The DECIMA Project, based at the University of Toronto, is a mapping tool that allows 21st-century humans to explore the streets and piazzas of Florence as it was in the 16th century. Where did Florentine bakers live and work? What did a Florentine household look like? Did contemporary citizens worry about noise? Was there a red light district, or did the city's sex workers live among the rest of the Florentine population? These are just some of the issues that come up in our conversation with our guest Nick Terpstra, for this episode of HWIR.

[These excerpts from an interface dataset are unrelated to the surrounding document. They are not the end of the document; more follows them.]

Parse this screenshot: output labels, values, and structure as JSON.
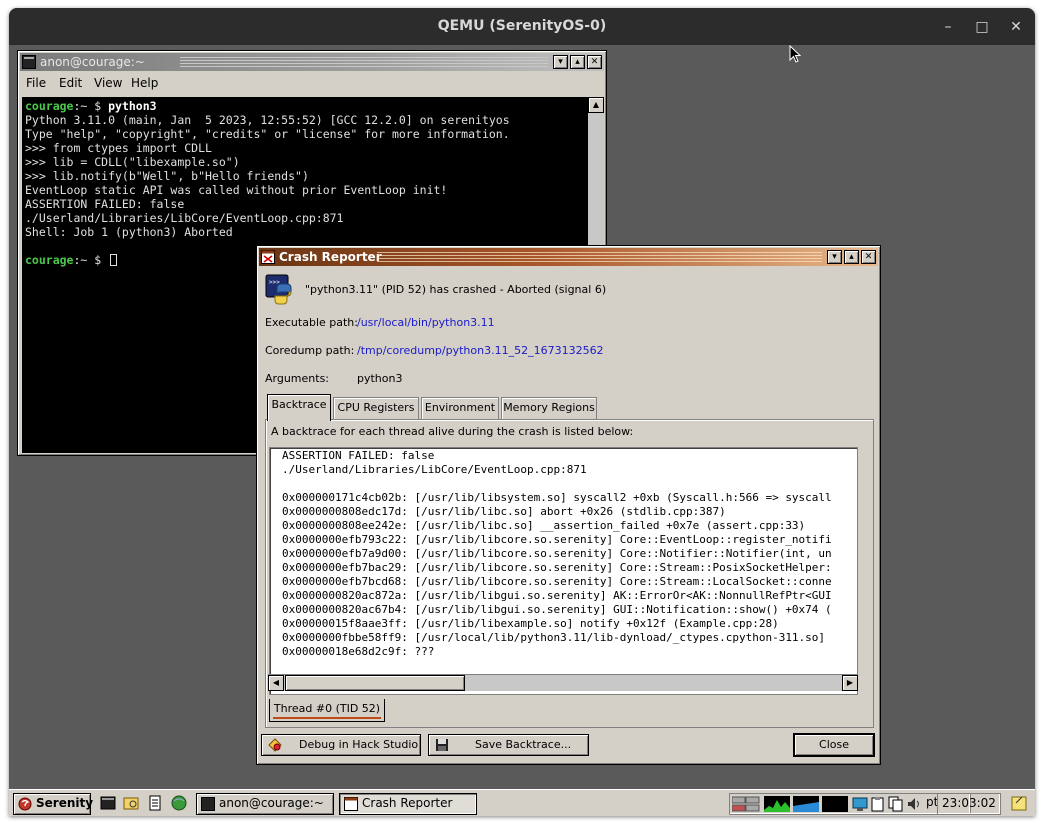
{
  "host": {
    "title": "QEMU (SerenityOS-0)",
    "minimize": "–",
    "maximize": "□",
    "close": "✕"
  },
  "terminal": {
    "title": "anon@courage:~",
    "menu": [
      "File",
      "Edit",
      "View",
      "Help"
    ],
    "prompt_user": "courage",
    "prompt_rest": ":~ $ ",
    "command": "python3",
    "output": [
      "Python 3.11.0 (main, Jan  5 2023, 12:55:52) [GCC 12.2.0] on serenityos",
      "Type \"help\", \"copyright\", \"credits\" or \"license\" for more information.",
      ">>> from ctypes import CDLL",
      ">>> lib = CDLL(\"libexample.so\")",
      ">>> lib.notify(b\"Well\", b\"Hello friends\")",
      "EventLoop static API was called without prior EventLoop init!",
      "ASSERTION FAILED: false",
      "./Userland/Libraries/LibCore/EventLoop.cpp:871",
      "Shell: Job 1 (python3) Aborted"
    ]
  },
  "crash": {
    "title": "Crash Reporter",
    "headline": "\"python3.11\" (PID 52) has crashed - Aborted (signal 6)",
    "executable_label": "Executable path:",
    "executable_value": "/usr/local/bin/python3.11",
    "coredump_label": "Coredump path:",
    "coredump_value": "/tmp/coredump/python3.11_52_1673132562",
    "arguments_label": "Arguments:",
    "arguments_value": "python3",
    "tabs": [
      "Backtrace",
      "CPU Registers",
      "Environment",
      "Memory Regions"
    ],
    "description": "A backtrace for each thread alive during the crash is listed below:",
    "backtrace": [
      "ASSERTION FAILED: false",
      "./Userland/Libraries/LibCore/EventLoop.cpp:871",
      "",
      "0x000000171c4cb02b: [/usr/lib/libsystem.so] syscall2 +0xb (Syscall.h:566 => syscall",
      "0x0000000808edc17d: [/usr/lib/libc.so] abort +0x26 (stdlib.cpp:387)",
      "0x0000000808ee242e: [/usr/lib/libc.so] __assertion_failed +0x7e (assert.cpp:33)",
      "0x0000000efb793c22: [/usr/lib/libcore.so.serenity] Core::EventLoop::register_notifi",
      "0x0000000efb7a9d00: [/usr/lib/libcore.so.serenity] Core::Notifier::Notifier(int, un",
      "0x0000000efb7bac29: [/usr/lib/libcore.so.serenity] Core::Stream::PosixSocketHelper:",
      "0x0000000efb7bcd68: [/usr/lib/libcore.so.serenity] Core::Stream::LocalSocket::conne",
      "0x0000000820ac872a: [/usr/lib/libgui.so.serenity] AK::ErrorOr<AK::NonnullRefPtr<GUI",
      "0x0000000820ac67b4: [/usr/lib/libgui.so.serenity] GUI::Notification::show() +0x74 (",
      "0x00000015f8aae3ff: [/usr/lib/libexample.so] notify +0x12f (Example.cpp:28)",
      "0x0000000fbbe58ff9: [/usr/local/lib/python3.11/lib-dynload/_ctypes.cpython-311.so]",
      "0x00000018e68d2c9f: ???"
    ],
    "thread_tab": "Thread #0 (TID 52)",
    "debug_button": "Debug in Hack Studio",
    "save_button": "Save Backtrace...",
    "close_button": "Close"
  },
  "taskbar": {
    "start": "Serenity",
    "windows": [
      "anon@courage:~",
      "Crash Reporter"
    ],
    "keymap": "pt",
    "clock": "23:03:02"
  }
}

About Nick Terpstra - Professor of History at the University of Toronto, Nicholas Terpstra, is one of the world's leading historians of early-modern Italy. His many articles and pathbreaking books explore themes related to gender, politics, charity, religion, civil and uncivil society, and religious refugees. Most recently he has led the DECIMA project that is the subject of his interview for HWIR. An innovative online mapping tool, the DECIMA project brings early modern social realities and relations into view as never before. Find out more about DECIMA: You can learn more about DECIMA, and explore the digital mapping tool of Florence for yourself, by clicking on this link: https://decima-map.net/